*Problem requirements*: Find the string "react" in the entries and copy each line that has it.

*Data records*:
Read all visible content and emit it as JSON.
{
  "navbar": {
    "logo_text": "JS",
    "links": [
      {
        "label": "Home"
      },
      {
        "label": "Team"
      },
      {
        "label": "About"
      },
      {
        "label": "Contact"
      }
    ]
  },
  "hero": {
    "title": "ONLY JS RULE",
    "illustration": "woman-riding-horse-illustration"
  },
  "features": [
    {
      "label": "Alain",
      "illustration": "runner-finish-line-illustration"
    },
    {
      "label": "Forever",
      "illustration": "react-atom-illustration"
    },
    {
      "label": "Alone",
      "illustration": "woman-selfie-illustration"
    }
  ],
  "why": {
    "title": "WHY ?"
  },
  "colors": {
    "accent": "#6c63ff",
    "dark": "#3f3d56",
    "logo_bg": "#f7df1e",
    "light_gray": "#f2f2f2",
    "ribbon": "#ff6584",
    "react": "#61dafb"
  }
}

*Completed exercise*:
      "illustration": "react-atom-illustration"
    "react": "#61dafb"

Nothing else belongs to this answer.